Mail from our readers
Check out letters from those who agreed with us, and those who didn't
After reading the 1991 poll (June 7), it didn’t take me long to realize that your 600 ”random” Americans (and 300 subscribers) were all related to Julia Roberts. So Ms. Roberts is our best actress? That’s news to me, not to mention to Jessica Lange and Meryl Streep. Granted, Roberts is a ”pretty woman,” but is she really the sexiest in films today? Didn’t anyone in the Roberts family catch Ellen Barkin in Sea of Love? Or how about Greta Scacchi in Presumed Innocent? If your poll had had a vote for all-time favorite movie, I bet the winner would have been Mister Roberts. Enough said.

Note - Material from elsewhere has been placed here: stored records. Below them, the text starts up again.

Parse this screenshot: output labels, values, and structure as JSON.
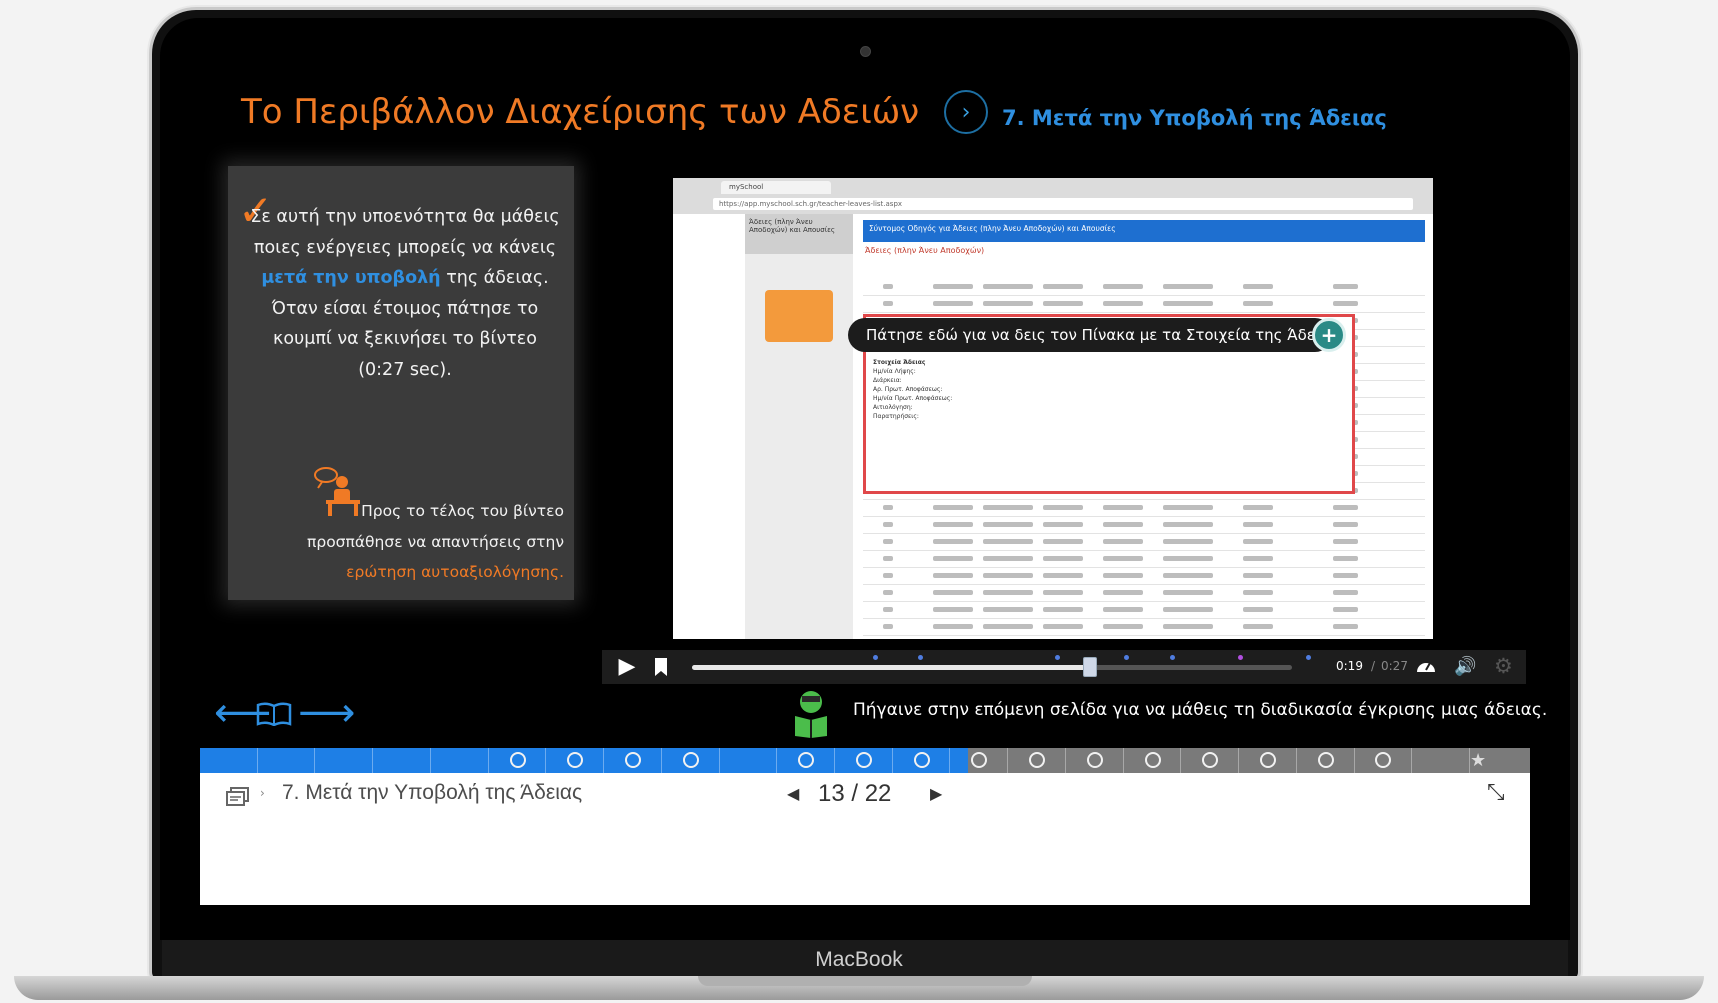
{
  "header": {
    "title": "Το Περιβάλλον Διαχείρισης των Αδειών",
    "arrow": "›",
    "section": "7. Μετά την Υποβολή της Άδειας"
  },
  "intro": {
    "check": "✓",
    "line1": "Σε αυτή την υποενότητα θα μάθεις ποιες ενέργειες μπορείς να κάνεις",
    "highlight": "μετά την υποβολή",
    "line2": " της άδειας. Όταν είσαι έτοιμος πάτησε το κουμπί να ξεκινήσει το βίντεο (0:27 sec)."
  },
  "tip": {
    "text": "Προς το τέλος του βίντεο προσπάθησε να απαντήσεις στην",
    "link": "ερώτηση αυτοαξιολόγησης."
  },
  "video": {
    "tab": "mySchool",
    "url": "https://app.myschool.sch.gr/teacher-leaves-list.aspx",
    "side_nav": "Άδειες (πλην Άνευ Αποδοχών) και Απουσίες",
    "header": "Σύντομος Οδηγός για Άδειες (πλην Άνευ Αποδοχών) και Απουσίες",
    "subheader": "Άδειες (πλην Άνευ Αποδοχών)",
    "tooltip": "Πάτησε εδώ για να δεις τον Πίνακα με τα Στοιχεία της Άδειας.",
    "plus": "+",
    "doc_lines": [
      "Στοιχεία Άδειας",
      "Ημ/νία Λήψης:",
      "Διάρκεια:",
      "Αρ. Πρωτ. Αποφάσεως:",
      "Ημ/νία Πρωτ. Αποφάσεως:",
      "Αιτιολόγηση:",
      "Παρατηρήσεις:"
    ]
  },
  "player": {
    "play": "▶",
    "time_current": "0:19",
    "time_sep": "/",
    "time_duration": "0:27",
    "progress": 0.662,
    "speed_icon": "speedometer-icon",
    "volume": "🔊",
    "settings": "⚙"
  },
  "nav": {
    "prev": "⟵",
    "next": "⟶",
    "next_message": "Πήγαινε στην επόμενη σελίδα για να μάθεις τη διαδικασία έγκρισης μιας άδειας."
  },
  "progress_bar": {
    "completed_color": "#1e7fe6",
    "remaining_color": "#7a7a7a",
    "total_segments": 22,
    "completed_segments": 13,
    "star": "★"
  },
  "footer": {
    "crumb_arrow": "›",
    "breadcrumb": "7. Μετά την Υποβολή της Άδειας",
    "page_prev": "◀",
    "page_current": "13 / 22",
    "page_next": "▶",
    "fullscreen": "⤡"
  },
  "device": {
    "brand": "MacBook"
  }
}
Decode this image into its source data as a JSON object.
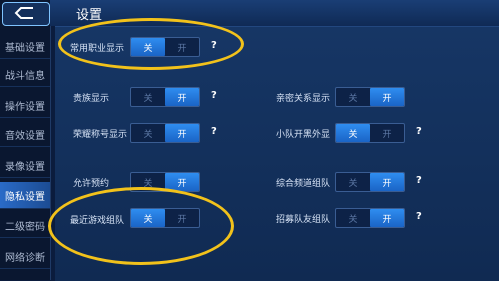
{
  "title": "设置",
  "sidebar": {
    "items": [
      {
        "label": "基础设置",
        "active": false
      },
      {
        "label": "战斗信息",
        "active": false
      },
      {
        "label": "操作设置",
        "active": false
      },
      {
        "label": "音效设置",
        "active": false
      },
      {
        "label": "录像设置",
        "active": false
      },
      {
        "label": "隐私设置",
        "active": true
      },
      {
        "label": "二级密码",
        "active": false
      },
      {
        "label": "网络诊断",
        "active": false
      }
    ]
  },
  "toggle_labels": {
    "off": "关",
    "on": "开"
  },
  "help_mark": "?",
  "settings": [
    {
      "label": "常用职业显示",
      "state": "off",
      "help": true
    },
    {
      "label": "贵族显示",
      "state": "on",
      "help": true
    },
    {
      "label": "亲密关系显示",
      "state": "on",
      "help": false
    },
    {
      "label": "荣耀称号显示",
      "state": "on",
      "help": true
    },
    {
      "label": "小队开黑外显",
      "state": "off",
      "help": true
    },
    {
      "label": "允许预约",
      "state": "on",
      "help": false
    },
    {
      "label": "综合频道组队",
      "state": "on",
      "help": true
    },
    {
      "label": "最近游戏组队",
      "state": "off",
      "help": false
    },
    {
      "label": "招募队友组队",
      "state": "on",
      "help": true
    }
  ],
  "colors": {
    "background": "#0b1c3d",
    "accent": "#2f8df0",
    "highlight_circle": "#f2c21b"
  }
}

Jan Richard Gorlin
I’d like to know which people in America were polled for your survey. Some of the choices were a little too predictable, even saddening. To think that Kim Basinger is considered one of the best actresses in movies today! Please, fellow Americans, take a closer look:She is beautiful, but Basinger doesn’t come close to the talent out there right now.
Your questions on best actor and actress would have been more accurately called ”favorite” actor and actress. It’s no coincidence that half of the 10 best actors (chosen by readers) were in two huge hits from 1990, Ghost and Pretty Woman. In fact, of the 10, only Meryl Streep can be put in the category of acclaimed actor with real accomplishments in film. Where were Jack Nicholson, Robert De Niro, Dustin Hoffman, and Gene Hackman, who certainly should be on any list of best actors?

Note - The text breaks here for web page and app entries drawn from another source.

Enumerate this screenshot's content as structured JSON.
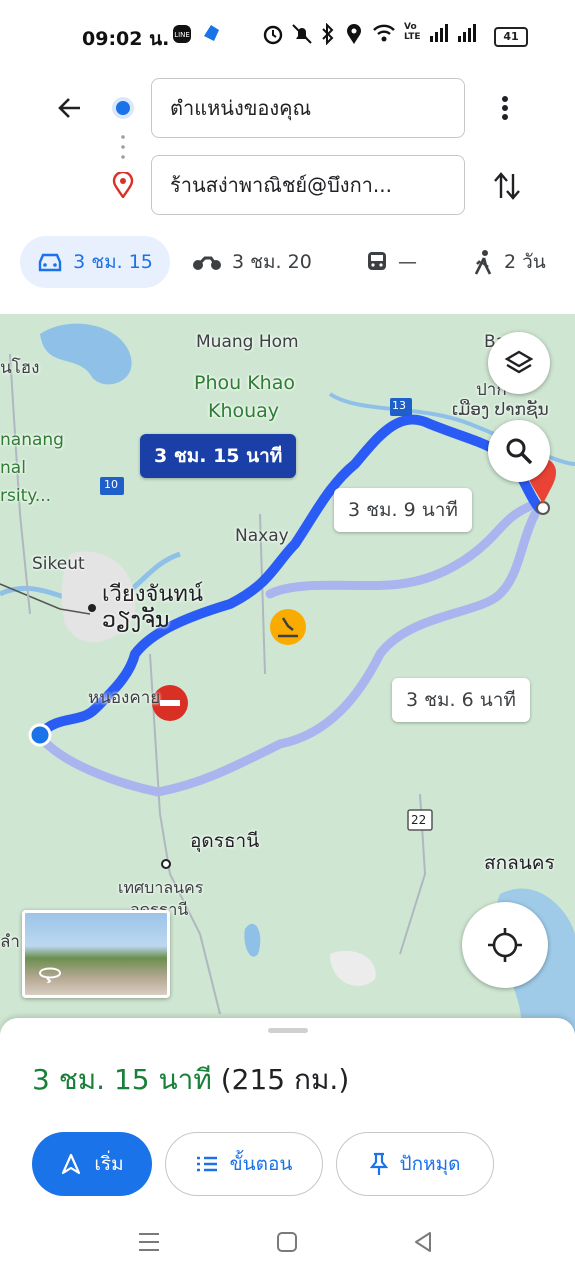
{
  "status_bar": {
    "time": "09:02 น.",
    "battery": "41",
    "indicators": [
      "line-icon",
      "messenger-icon",
      "alarm-icon",
      "mute-icon",
      "bluetooth-icon",
      "location-icon",
      "wifi-icon",
      "volte-icon",
      "signal-icon"
    ]
  },
  "directions": {
    "origin": "ตำแหน่งของคุณ",
    "destination": "ร้านสง่าพาณิชย์@บึงกา..."
  },
  "modes": [
    {
      "name": "drive",
      "label": "3 ชม. 15",
      "icon": "car-icon",
      "active": true
    },
    {
      "name": "motorcycle",
      "label": "3 ชม. 20",
      "icon": "motorcycle-icon",
      "active": false
    },
    {
      "name": "transit",
      "label": "—",
      "icon": "train-icon",
      "active": false
    },
    {
      "name": "walk",
      "label": "2 วัน",
      "icon": "walk-icon",
      "active": false
    }
  ],
  "map": {
    "route_labels": {
      "selected": "3 ชม. 15 นาที",
      "alt1": "3 ชม. 9 นาที",
      "alt2": "3 ชม. 6 นาที"
    },
    "places": {
      "muang_hom": "Muang Hom",
      "phou_khao": "Phou Khao",
      "khouay": "Khouay",
      "naxay": "Naxay",
      "sikeut": "Sikeut",
      "vientiane_th": "เวียงจันทน์",
      "vientiane_lao": "ວຽງຈັນ",
      "nong_khai": "หนองคาย",
      "udon_thani": "อุดรธานี",
      "udon_muni": "เทศบาลนคร",
      "udon_muni2": "อุดรธานี",
      "sakon_nakhon": "สกลนคร",
      "nong_khai_edge": "นโฮง",
      "nanang": "nanang",
      "nal": "nal",
      "rsity": "rsity...",
      "bam": "Bam",
      "pak_th": "ปาก",
      "pak_lao": "ເມືອງ ປາກຊັນ",
      "lam": "ลำ"
    },
    "road_shields": [
      "13",
      "10",
      "22"
    ],
    "colors": {
      "selected_route": "#2a5cf5",
      "alt_route": "#aab4ee",
      "water": "#8fc1e8",
      "land": "#cfe7d2",
      "destination_pin": "#ea4335"
    }
  },
  "bottom_sheet": {
    "duration": "3 ชม. 15 นาที",
    "distance": "(215 กม.)",
    "buttons": {
      "start": "เริ่ม",
      "steps": "ขั้นตอน",
      "pin": "ปักหมุด"
    }
  },
  "nav_bar": [
    "menu-icon",
    "home-icon",
    "back-icon"
  ]
}
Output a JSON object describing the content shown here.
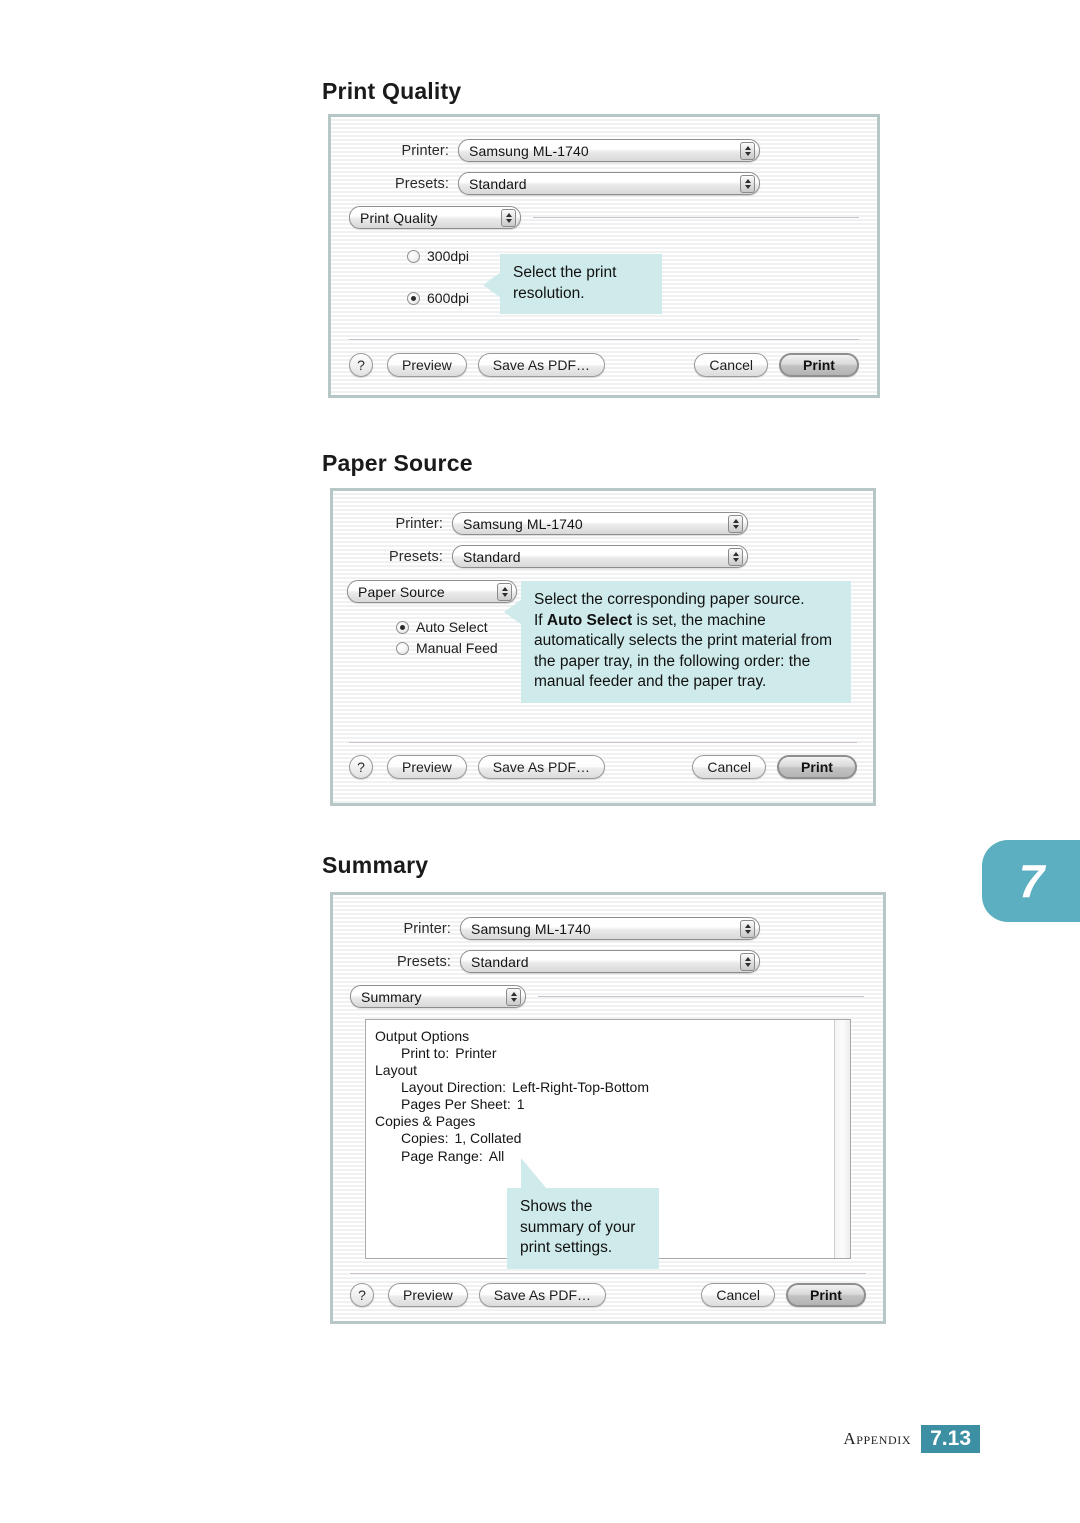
{
  "page": {
    "chapter_tab": "7",
    "footer_label": "Appendix",
    "footer_page": "7.13",
    "teal": "#5cafc0",
    "footer_box_color": "#3d8fa3",
    "callout_color": "#cfeaeb"
  },
  "sections": [
    {
      "id": "print-quality",
      "heading": "Print Quality"
    },
    {
      "id": "paper-source",
      "heading": "Paper Source"
    },
    {
      "id": "summary",
      "heading": "Summary"
    }
  ],
  "common": {
    "printer_label": "Printer:",
    "presets_label": "Presets:",
    "printer_value": "Samsung ML-1740",
    "presets_value": "Standard",
    "help_icon": "?",
    "buttons": {
      "preview": "Preview",
      "save_as_pdf": "Save As PDF…",
      "cancel": "Cancel",
      "print": "Print"
    }
  },
  "dialog1": {
    "pane": "Print Quality",
    "options": [
      {
        "label": "300dpi",
        "selected": false
      },
      {
        "label": "600dpi",
        "selected": true
      }
    ],
    "callout": "Select the print resolution."
  },
  "dialog2": {
    "pane": "Paper Source",
    "options": [
      {
        "label": "Auto Select",
        "selected": true
      },
      {
        "label": "Manual Feed",
        "selected": false
      }
    ],
    "callout_line1": "Select the corresponding paper source.",
    "callout_line2_a": "If ",
    "callout_line2_bold": "Auto Select",
    "callout_line2_b": " is set, the machine automatically selects the print material from the paper tray, in the following order: the manual feeder and the paper tray."
  },
  "dialog3": {
    "pane": "Summary",
    "summary": [
      {
        "type": "group",
        "text": "Output Options"
      },
      {
        "type": "item",
        "key": "Print to:",
        "value": "Printer"
      },
      {
        "type": "group",
        "text": "Layout"
      },
      {
        "type": "item",
        "key": "Layout Direction:",
        "value": "Left-Right-Top-Bottom"
      },
      {
        "type": "item",
        "key": "Pages Per Sheet:",
        "value": "1"
      },
      {
        "type": "group",
        "text": "Copies & Pages"
      },
      {
        "type": "item",
        "key": "Copies:",
        "value": "1, Collated"
      },
      {
        "type": "item",
        "key": "Page Range:",
        "value": "All"
      }
    ],
    "callout": "Shows the summary of your print settings."
  }
}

This over-35, Midwestern, non-college educated, white male disagreed with 24 percent of the responses to your poll. I did find 18 percent of it to my liking, yet 58 percent of me feels that there are too many polls.
To lump in disc jockey Steve Dahl’s on-air vasectomy with radio’s ”leg-acy of hoaxes” is the height of unfairness (News & Notes). The surgical segment was neither phony nor smutty; for real-life, personal insight, I’d stack it up against any PBS medical documentary. Question its taste if you like, but no one doubts the authenticity of that entertaining and — dare I say — illuminating broadcast.
I’m a college student, and I own a laserdisc player. Like the people in your story, I collect many titles, but I have to drive an hour to the nearest store. I rent laserdiscs for three nights at a time for the same price as a one-night rental for a videotape, and I don’t have to worry about rewinding the disc.
Marc A. Dole
A RAVE FOR DAVE
Bravo! It’s about time somebody stuck up for David Letterman! Your article, ”Crank Case,” by Ken Tucker, reaffirms my belief that some Americans haven’t totally lost their sense of humor. Letterman is still the most consistently funny talk show host on TV. I hope that Late Night stays on the air for at least another 10 years.